Comprehensive coverage

Researchers have developed a new approach to the targeted elimination of aggressive cancer cells

Researchers at Tel Aviv University have developed a new approach for the targeted elimination of aggressive cancer cells by igniting a self-destructive mechanism in the cell.

Thyroid cancer cells. Source: NASA / Team Daniela Grimm.
Thyroid cancer cells. Source: NASA / Team Daniela Grimm.

Researchers at Tel Aviv University have discovered how to harness a natural rapid death mechanism that exists in every cell, and protects against errors in cell division, in order to eliminate violent cancer cells that are resistant to existing treatments.

The research was carried out under the leadership of Prof. Malka Cohen-Armon from the Department of Physiology and Pharmacology at the Faculty of Medicine of Tel Aviv University, in collaboration with the groups of Prof. Tamar Peretz at the Sharet Oncology Institute at the Hadassah Ein Kerem Medical Center, and Prof. Shay Yazraeli and Dr. Talia Golan at the Cancer Research Center at the Center Sheba in Tel Hashomer. The article was recently published in the journal Oncotarget.

"Already in 2009, we discovered that molecules that are derivatives of phenanthridines (tricyclic hydrocarbons) effectively kill metastatic breast cancer cells that do not respond to conventional treatments," says Prof. Cohen-Armon. "We then tested the effect of the molecules on treatment-resistant cells, taken from other types of malignant tumors in humans - ovarian cancer, colon cancer, pancreatic cancer, a rare type of brain cancer and lung cancer - and discovered that these molecules kill them all very efficiently, within 96 -48 hours. At the same time, we found that the procedure does not cause any damage to healthy cells, and that its damage to the cancer cell occurs during the cell division phase (mitosis). Following these findings, we asked to investigate the elimination mechanism."

To reveal the mechanism by which phenanthridine derivatives kill the cancer cell, the researchers scanned the response to phenanthridine of all proteins in the cell known to be associated with the process of cell division. In this way, they identified a number of specific proteins, which undergo a change under the influence of phenanthridine only in the cancer cell, while in the healthy cell they do not react to it at all.

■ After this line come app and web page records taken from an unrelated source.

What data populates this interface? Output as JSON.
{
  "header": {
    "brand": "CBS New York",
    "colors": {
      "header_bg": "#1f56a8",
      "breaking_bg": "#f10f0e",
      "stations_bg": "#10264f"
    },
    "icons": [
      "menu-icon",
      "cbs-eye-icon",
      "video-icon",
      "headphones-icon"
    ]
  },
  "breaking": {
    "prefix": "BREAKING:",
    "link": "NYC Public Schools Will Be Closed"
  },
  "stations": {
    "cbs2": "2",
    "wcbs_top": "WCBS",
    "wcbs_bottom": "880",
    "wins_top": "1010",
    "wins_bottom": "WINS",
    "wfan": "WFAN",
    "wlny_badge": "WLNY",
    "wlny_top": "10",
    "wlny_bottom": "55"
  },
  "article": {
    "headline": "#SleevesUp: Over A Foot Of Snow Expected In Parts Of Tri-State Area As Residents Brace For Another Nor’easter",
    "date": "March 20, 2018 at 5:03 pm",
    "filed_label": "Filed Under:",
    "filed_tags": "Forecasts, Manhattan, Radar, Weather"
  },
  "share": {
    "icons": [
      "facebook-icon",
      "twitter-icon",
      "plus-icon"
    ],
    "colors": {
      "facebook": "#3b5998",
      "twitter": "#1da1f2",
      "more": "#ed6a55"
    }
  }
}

Prof. Cohen-Armon explains: "In a normal division process, the chromosomes of the mother cell replicate precisely, and the two sets of chromosomes that are created line up opposite each other along the width of a spindle with two poles, which is formed in the mother cell. The proteins we identified in the scan are responsible for building the skill and arranging the chromosomes during division. In cancer cells, phenanthridine disrupts their activity, and as a result, a small depleted and distorted competence with scattered chromosomes is formed in the cancer cell. In order to prevent the cell from dividing abnormally, following the malfunction the cell "suicides" - a natural rapid death mechanism is triggered in the malignant cell - which comes into action in any cell that does not divide normally, and thus the cancer cells are destroyed by the treatment. More than that: since the injury is in the cell division phase, the effectiveness of the treatment increases in cancer cells that divide at a high rate - mostly in particularly violent malignant tumors."

After testing the mechanism in cell cultures in the laboratory, the researchers wanted to test its effectiveness in mice implanted with human cancerous tumors. The result was promising: following the treatment with phenethridine, the development of the tumors stopped, and about two weeks later, the tumors in the treated mice were significantly smaller than the tumors in the control group that remained untreated.

"We believe we have identified a new and particularly effective mechanism for cancer treatment, which may be suitable for a variety of malignant tumors," concludes Prof. Cohen-Armon. "We intend to develop molecules that disrupt the activity of the proteins we have identified, thus harnessing the natural mechanism of rapid death during cell division to eliminate violent cancer cells. Later we will examine the feasibility of these molecules for use as medicine in humans."

5 תגובות

  1. Revolutionary and wonderful news. Great blessing.
    Reminds me of the joke about the proper way to curse a doctor so that the doctor will also be happy about it: "May everyone be healthy"
    Kosher and happy holiday to all the people of Israel

  2. To Professor Aramon
    I read the article again and I'm glad I misunderstood it.
    If the healthy cells are not damaged then this is really a tremendous progress.
    From an experience with a relative who underwent chemotherapy, the chemotherapy damaged the cancer but also caused the development of a blood infection due to the damage to the body's resistance to bacteria. The relative almost did not survive the chemotherapy treatment and they had to stop the chemotherapy in the end and went to a surgical operation.
    I would be happy if someone from the research would contact me on the matter.
    my mail

  3. Amazing, congratulations!
    What are the steps now that the technology must go through in order to enter public use?
    How long does something like this take, assuming everything goes well?

  4. This mechanism of attacking the dividing cells already exists today and it damages not only the cancer cell but every cell that divides during the chemotherapy phase. For example, blood cells that attack cancer and fight it also divide during their fight against cancer and are therefore attacked by chemotherapy. Why is this similar, to the battle you are fighting and in order to succeed in the battle you also destroy your fighting forces.
    Perhaps the aforementioned chemotherapy material is better, but there is still room for improvement.
    Good night

Leave a Reply

Email will not be published. Required fields are marked *

This site uses Akismat to prevent spam messages. Click here to learn how your response data is processed.